**Work request:** Print every line below without adding or leaving out a single word.

==== Records to use ====

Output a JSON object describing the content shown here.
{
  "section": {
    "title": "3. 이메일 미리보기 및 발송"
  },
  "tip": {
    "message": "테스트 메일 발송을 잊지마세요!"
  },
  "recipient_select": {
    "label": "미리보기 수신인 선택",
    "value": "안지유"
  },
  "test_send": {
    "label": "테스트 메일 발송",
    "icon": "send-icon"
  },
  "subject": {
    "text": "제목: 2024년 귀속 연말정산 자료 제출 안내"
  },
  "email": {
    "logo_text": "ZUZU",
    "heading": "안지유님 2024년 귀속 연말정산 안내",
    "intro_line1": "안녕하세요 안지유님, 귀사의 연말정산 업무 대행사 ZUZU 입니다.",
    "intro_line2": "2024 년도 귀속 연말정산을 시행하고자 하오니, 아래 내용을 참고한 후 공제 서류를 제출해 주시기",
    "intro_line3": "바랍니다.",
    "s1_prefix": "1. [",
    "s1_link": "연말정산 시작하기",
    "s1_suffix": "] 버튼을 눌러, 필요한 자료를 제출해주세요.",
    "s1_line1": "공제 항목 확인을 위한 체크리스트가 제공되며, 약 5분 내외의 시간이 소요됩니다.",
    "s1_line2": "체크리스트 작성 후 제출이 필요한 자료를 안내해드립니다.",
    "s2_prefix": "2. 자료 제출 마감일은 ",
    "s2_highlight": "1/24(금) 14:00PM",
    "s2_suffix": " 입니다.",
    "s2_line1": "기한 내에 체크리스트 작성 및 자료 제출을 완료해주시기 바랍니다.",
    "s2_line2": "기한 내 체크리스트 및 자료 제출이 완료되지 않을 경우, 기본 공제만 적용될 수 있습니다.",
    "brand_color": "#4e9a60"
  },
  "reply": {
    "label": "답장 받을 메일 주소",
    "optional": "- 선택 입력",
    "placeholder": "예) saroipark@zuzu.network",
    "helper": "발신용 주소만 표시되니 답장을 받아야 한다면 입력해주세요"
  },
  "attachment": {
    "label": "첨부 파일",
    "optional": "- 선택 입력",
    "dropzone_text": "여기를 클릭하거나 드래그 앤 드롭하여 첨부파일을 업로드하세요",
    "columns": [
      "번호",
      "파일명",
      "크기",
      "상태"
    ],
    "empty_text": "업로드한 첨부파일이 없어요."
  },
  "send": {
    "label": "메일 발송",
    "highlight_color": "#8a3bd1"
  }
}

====

**Response area:**
Output a JSON object describing the content shown here.
{
  "section": {
    "title": "3. 이메일 미리보기 및 발송"
  },
  "tip": {
    "message": "테스트 메일 발송을 잊지마세요!"
  },
  "recipient_select": {
    "label": "미리보기 수신인 선택",
    "value": "안지유"
  },
  "test_send": {
    "label": "테스트 메일 발송",
    "icon": "send-icon"
  },
  "subject": {
    "text": "제목: 2024년 귀속 연말정산 자료 제출 안내"
  },
  "email": {
    "logo_text": "ZUZU",
    "heading": "안지유님 2024년 귀속 연말정산 안내",
    "intro_line1": "안녕하세요 안지유님, 귀사의 연말정산 업무 대행사 ZUZU 입니다.",
    "intro_line2": "2024 년도 귀속 연말정산을 시행하고자 하오니, 아래 내용을 참고한 후 공제 서류를 제출해 주시기",
    "intro_line3": "바랍니다.",
    "s1_prefix": "1. [",
    "s1_link": "연말정산 시작하기",
    "s1_suffix": "] 버튼을 눌러, 필요한 자료를 제출해주세요.",
    "s1_line1": "공제 항목 확인을 위한 체크리스트가 제공되며, 약 5분 내외의 시간이 소요됩니다.",
    "s1_line2": "체크리스트 작성 후 제출이 필요한 자료를 안내해드립니다.",
    "s2_prefix": "2. 자료 제출 마감일은 ",
    "s2_highlight": "1/24(금) 14:00PM",
    "s2_suffix": " 입니다.",
    "s2_line1": "기한 내에 체크리스트 작성 및 자료 제출을 완료해주시기 바랍니다.",
    "s2_line2": "기한 내 체크리스트 및 자료 제출이 완료되지 않을 경우, 기본 공제만 적용될 수 있습니다.",
    "brand_color": "#4e9a60"
  },
  "reply": {
    "label": "답장 받을 메일 주소",
    "optional": "- 선택 입력",
    "placeholder": "예) saroipark@zuzu.network",
    "helper": "발신용 주소만 표시되니 답장을 받아야 한다면 입력해주세요"
  },
  "attachment": {
    "label": "첨부 파일",
    "optional": "- 선택 입력",
    "dropzone_text": "여기를 클릭하거나 드래그 앤 드롭하여 첨부파일을 업로드하세요",
    "columns": [
      "번호",
      "파일명",
      "크기",
      "상태"
    ],
    "empty_text": "업로드한 첨부파일이 없어요."
  },
  "send": {
    "label": "메일 발송",
    "highlight_color": "#8a3bd1"
  }
}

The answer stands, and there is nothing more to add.